  5. Uxixu says:

    Sancte Athanasius, Ora pro nobis.

  6. Father G says:

    @Sonshine135
    The relics of Saint Zachary are said to have been given to Venice by the Byzantine Emperor Leo V the Armenian around the year 819 AD.
    The relics of Saint Athanasius are said to have been brought to Venice either after the Fourth Crusade or after the Fall of Constantinople.

  7. av8er says:

    1) SO cool you could be there.
    2) That risotto….. looks so delicious!
    3) Thanks for your prayers. Please pray for my wife. God knows why.

  8. acardnal says:

    More on St Anthanasius, also know as the “Black Dwarf”. Find out why below.

    http://creamcitycatholic.com/2014/02/28/black-dwarf/

  9. Venerator Sti Lot says:

    For those who enjoy being read aloud to, I note (but have not yet tried myself) that LibriVox.org has both St. Athanasius’s Life of St. Anthony and his Contra Gentes (described as the first volume of a two-volume work of which the second volume is his On the Incarnation of the Word) in English translation as well as a modern life by Mother Frances of the Society of thr Sacred Heart (1869-1936).

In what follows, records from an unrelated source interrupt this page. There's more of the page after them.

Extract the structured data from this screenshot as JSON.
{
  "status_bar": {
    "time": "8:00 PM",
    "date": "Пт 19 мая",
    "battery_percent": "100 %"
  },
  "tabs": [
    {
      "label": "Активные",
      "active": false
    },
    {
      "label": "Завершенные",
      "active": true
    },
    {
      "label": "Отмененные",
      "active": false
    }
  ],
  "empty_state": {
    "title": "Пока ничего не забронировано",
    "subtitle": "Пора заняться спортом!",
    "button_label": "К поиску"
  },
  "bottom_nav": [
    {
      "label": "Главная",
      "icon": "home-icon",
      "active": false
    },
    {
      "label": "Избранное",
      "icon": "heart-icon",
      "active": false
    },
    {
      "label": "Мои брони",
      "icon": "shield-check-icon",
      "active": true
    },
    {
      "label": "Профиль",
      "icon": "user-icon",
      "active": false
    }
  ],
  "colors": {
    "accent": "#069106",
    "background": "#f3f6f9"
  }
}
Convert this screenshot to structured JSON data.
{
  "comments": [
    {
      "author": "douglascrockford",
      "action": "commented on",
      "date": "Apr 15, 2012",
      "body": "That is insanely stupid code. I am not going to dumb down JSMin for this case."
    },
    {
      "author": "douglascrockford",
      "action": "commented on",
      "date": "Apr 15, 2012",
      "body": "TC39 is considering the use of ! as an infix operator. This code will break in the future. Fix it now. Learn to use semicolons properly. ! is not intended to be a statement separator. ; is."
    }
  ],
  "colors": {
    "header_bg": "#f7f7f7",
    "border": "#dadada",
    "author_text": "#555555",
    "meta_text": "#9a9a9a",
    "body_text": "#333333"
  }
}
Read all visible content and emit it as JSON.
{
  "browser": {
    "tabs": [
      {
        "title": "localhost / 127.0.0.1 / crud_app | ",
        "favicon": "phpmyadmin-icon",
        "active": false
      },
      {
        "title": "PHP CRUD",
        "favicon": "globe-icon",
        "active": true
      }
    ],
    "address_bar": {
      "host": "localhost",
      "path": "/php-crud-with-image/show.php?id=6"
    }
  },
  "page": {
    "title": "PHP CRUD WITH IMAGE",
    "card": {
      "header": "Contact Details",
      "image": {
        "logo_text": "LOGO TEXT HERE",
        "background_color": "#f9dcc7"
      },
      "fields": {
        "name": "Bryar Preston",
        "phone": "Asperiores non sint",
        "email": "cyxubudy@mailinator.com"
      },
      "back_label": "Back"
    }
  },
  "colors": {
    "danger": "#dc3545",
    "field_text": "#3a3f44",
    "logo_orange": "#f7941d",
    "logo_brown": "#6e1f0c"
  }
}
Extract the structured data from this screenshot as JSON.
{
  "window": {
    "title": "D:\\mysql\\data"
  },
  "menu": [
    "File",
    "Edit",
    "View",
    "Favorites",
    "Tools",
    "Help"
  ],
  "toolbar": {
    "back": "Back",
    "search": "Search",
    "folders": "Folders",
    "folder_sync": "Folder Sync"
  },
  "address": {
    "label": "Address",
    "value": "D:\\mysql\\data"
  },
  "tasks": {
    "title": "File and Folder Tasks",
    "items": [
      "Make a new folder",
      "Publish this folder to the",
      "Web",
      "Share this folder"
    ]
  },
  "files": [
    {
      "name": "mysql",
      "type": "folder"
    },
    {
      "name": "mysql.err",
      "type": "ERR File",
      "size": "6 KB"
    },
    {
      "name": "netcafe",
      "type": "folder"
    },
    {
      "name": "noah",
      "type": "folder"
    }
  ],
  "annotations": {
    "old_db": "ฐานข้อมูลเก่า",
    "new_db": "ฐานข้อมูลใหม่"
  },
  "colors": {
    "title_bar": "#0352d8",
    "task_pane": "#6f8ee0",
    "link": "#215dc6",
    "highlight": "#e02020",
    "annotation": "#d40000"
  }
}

  10. Allen says:

    Fr. Z:
    So I lost my camera in the streets of Venice about 7 years ago. If you happen to find it just lying around, retrieve it for me per favore?

    Grazie,

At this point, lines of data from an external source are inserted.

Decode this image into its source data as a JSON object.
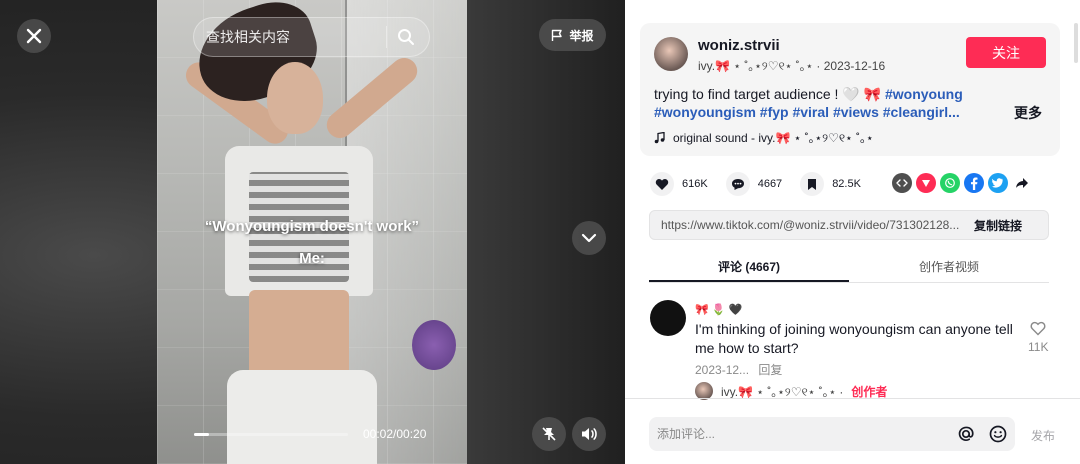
{
  "video": {
    "search_placeholder": "查找相关内容",
    "report_label": "举报",
    "caption_line1": "“Wonyoungism doesn't work”",
    "caption_line2": "Me:",
    "time": "00:02/00:20",
    "progress": 0.1
  },
  "post": {
    "username": "woniz.strvii",
    "meta": "ivy.🎀 ⋆ ˚｡⋆୨♡୧⋆ ˚｡⋆ · 2023-12-16",
    "follow_label": "关注",
    "description_text": "trying to find target audience ! 🤍 🎀 ",
    "hashtags": "#wonyoung #wonyoungism #fyp #viral #views #cleangirl...",
    "more_label": "更多",
    "sound": "original sound - ivy.🎀 ⋆ ˚｡⋆୨♡୧⋆ ˚｡⋆"
  },
  "stats": {
    "likes": "616K",
    "comments": "4667",
    "saves": "82.5K"
  },
  "link": {
    "url": "https://www.tiktok.com/@woniz.strvii/video/731302128...",
    "copy_label": "复制链接"
  },
  "tabs": [
    {
      "label": "评论 (4667)"
    },
    {
      "label": "创作者视频"
    }
  ],
  "comment": {
    "author": "🎀 🌷 🖤",
    "text": "I'm thinking of joining wonyoungism can anyone tell me how to start?",
    "date": "2023-12...",
    "reply_label": "回复",
    "likes": "11K",
    "reply_author": "ivy.🎀 ⋆ ˚｡⋆୨♡୧⋆ ˚｡⋆ ·",
    "creator_label": "创作者"
  },
  "composer": {
    "placeholder": "添加评论...",
    "post_label": "发布"
  },
  "colors": {
    "accent": "#fe2c55",
    "hashtag": "#2b5db9"
  }
}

    Allen

  11. StWinefride says:

    acardnal: thanks for the link! Though in the photo St Athanasius doesn’t look very small or dark! Here’s something I found online.

    http://www.copticworld.org/site_media/media/resized/photo_attachments/2013/11/20/Athanasius.png/600_800_0/Athanasius.png

  12. Quanah says:

    This is a day late, but for a truly great saint and defender of the faith better late than never.

    “Therefore, if even before the world came to be, the Son possessed glory, and was both ‘Lord of Glory’ and ‘Most High,’ and descended from heaven, and is always to be worshiped, then he was not promoted on account of having descended but rather he himself promoted those things which were in need of advancement. And if he descended to accomplish the grace of their advancement, then he did not come to be called ‘Son’ and ‘God’ as a reward, but rather he himself made us sons for the Father and divinized human beings when he himself became a human being.” – Orations Against the Arians 1:38-39

  13. JonPatrick says:

    At our First Saturday Mass this morning Father spoke about St. Athanasius – a day late I know but he thought it was important and it ties in with our votive Mass of the BVM, because if Jesus was not divine then we are not saved through his Sacrifice, the Eucharist is meaningless, and Mary is not the Mother of God. At one point int e4th Century Athanasius was almost single handedly fighting against this heresy that had almost taken over the Church.

    I sometimes think we are going through a kind of Arianism today – Modernism has infected the Church and sees Jesus as a great teacher, discounts the Sacrifice and does not really believe that the Eucharist is the Body and Blood of Christ. (If we did really believe this, would we allow communion in the hand?).

    We need another Athanasius to bring us back to orthodoxy.

  14. Vecchio di Londra says:

    Just homing in on the essentials here, Father: can you recall which herbs were in the risotto?
    (Parsley?) That stock looks fairly dark – I can imagine it with the prawns in a fish stock, or maybe a veg stock…It looks so delicious, I’d love to re-create it.

  15. Gaetano says:

    Dear Father,

    Thank you for your prayers at the tomb of St. Athanasius. I was going to ask you to pray for me there, and am thankful beyond words that you did. Our Lord knows the reason why.

  16. Dennis D says:

    Father,
    I see that the risotto is prepared al onda–very runny. Do you prefer it to the Milanese preparations?

    Thank you for your work.

    Dennis D

  17. Sonshine135 says:

    Father G,

    Thank you!